Like ABB's larger load cells based on Pressductor™ electromagnetic transducer technology, Mini Series PillowBlock Load Cells rely on electromagnetic changes in the transducer, not on physical movement, to sense fluctuation in web tension. Result: increased reliability and durability, improved repeatability, less drift, and extended measurement range. Three Mini Series models measure 0.02 to 20kN (2 to 1,500 lb), and are targeted at the converting industry.
Load-cell operation, based on a metallurgical phenomenon where mechanical forces alter the capacity of some steels to convey magnetic flux, relies on two perpendicular windings of copper wire around a steel core that combine to provide the measurement signal.
A magnetic field is created in one of the windings, sized so there is no magnetic coupling between them. When the transducer is subjected to a force, the magnetic field pattern changes. A portion of the field couples with the second winding and induces an ac voltage proportional to the force.
ABB Industrial Systems Inc., 100 Madison Corporate Park,Rte. 6, Brewster, NY 10509; (914) 278-6818.
Innovations in metallurgy, production technology, and load-cell design let ABB adapt its Pressductor technology for use in a comparatively small and inexpensive device for a broad array of converting, plastic film, and web processing applications.
Unlike strain gauges and load-cells that require physical movement (compression, stretching or bending) for signal generation, Pressductor signals result from mechanical forces that alter an electromagnetic field.
Opacity mode sensing
Two solid-plastic light guides form the basis of these inexpensive and interchangeable optical blocks. Their tips, cut and polished on a 45-degree angle, direct light across a gap from one guide to the other, enabling a variety of applications—from registration mark sensing and envelope contents verification to liquid level detection.
Attached with two screws to any Tri-Tronics photoelectric sensor, Gap ProbeTM optical blocks reduce the inventory burden of replacement parts and eliminate the need for discarding a complete sensor in case of damage to the optical block.

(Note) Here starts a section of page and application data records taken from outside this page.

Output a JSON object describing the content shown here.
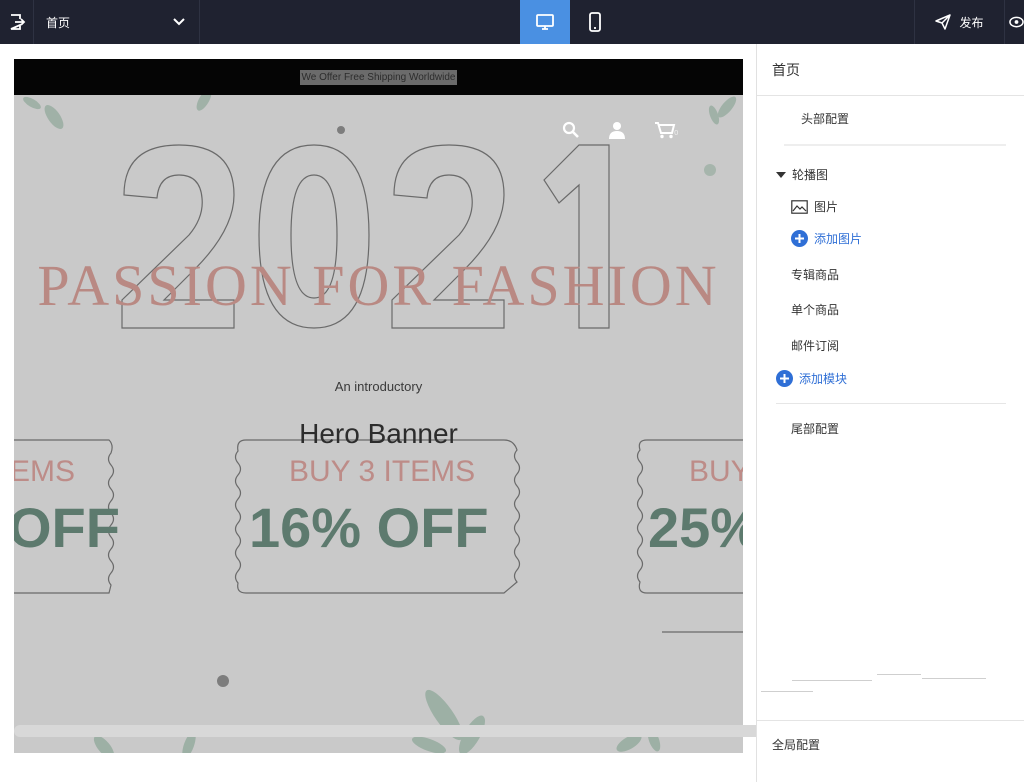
{
  "topbar": {
    "page_select": "首页",
    "publish_label": "发布"
  },
  "preview": {
    "announcement": "We Offer Free Shipping Worldwide",
    "cart_count": "0",
    "hero_year": "2021",
    "hero_title": "PASSION FOR FASHION",
    "hero_intro": "An introductory",
    "hero_banner": "Hero Banner",
    "coupons": [
      {
        "line1": "EMS",
        "line2": "OFF"
      },
      {
        "line1": "BUY 3 ITEMS",
        "line2": "16% OFF"
      },
      {
        "line1": "BUY",
        "line2": "25%"
      }
    ]
  },
  "panel": {
    "title": "首页",
    "header_config": "头部配置",
    "carousel": "轮播图",
    "image": "图片",
    "add_image": "添加图片",
    "featured_products": "专辑商品",
    "single_product": "单个商品",
    "email_subscribe": "邮件订阅",
    "add_module": "添加模块",
    "footer_config": "尾部配置",
    "global_config": "全局配置"
  },
  "colors": {
    "topbar_bg": "#1f2230",
    "active_device": "#4a90e2",
    "link_blue": "#2f6fd6",
    "coupon_pink": "#bd8c88",
    "coupon_green": "#5d7a6e"
  }
}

Most envelopes are not opaque, but translucent. Some light will pass through. If one or more sheets of paper are inside the envelope, the sensor can be adjusted to resolve an empty envelope.
Gap ProbeTM optical blocks convert any Tri-Tronics photoelectric sensor into a low-cost ‘slot’ or ‘fork’ sensor.
When the tips of the two light guides touch the meniscus of water, their 45-degree angled surfaces no longer reflect light across the gap. Instead, light travels straight out the end of the guide. The sensor can therefore be adjusted to detect the presence of almost any liquid.
Surveillance, reconnaissance, and search and rescue in military and first responder situations are popular applications for aerial robots. Yet not all the robots are considered unmanned aerial vehicles.
For industrial control applications, or even a simple assembly line, that machine can go almost 24/7 without a break. But what happens when the task is a little more complex? That’s where the “smart” machine would come in. The smart machine is one that has some simple (or complex in some cases) processing capability to be able to adapt to changing conditions. Such machines are suited for a host of applications, including automotive, aerospace, defense, medical, computers and electronics, telecommunications, consumer goods, and so on. This radio show will show what’s possible with smart machines, and what tradeoffs need to be made to implement such a solution.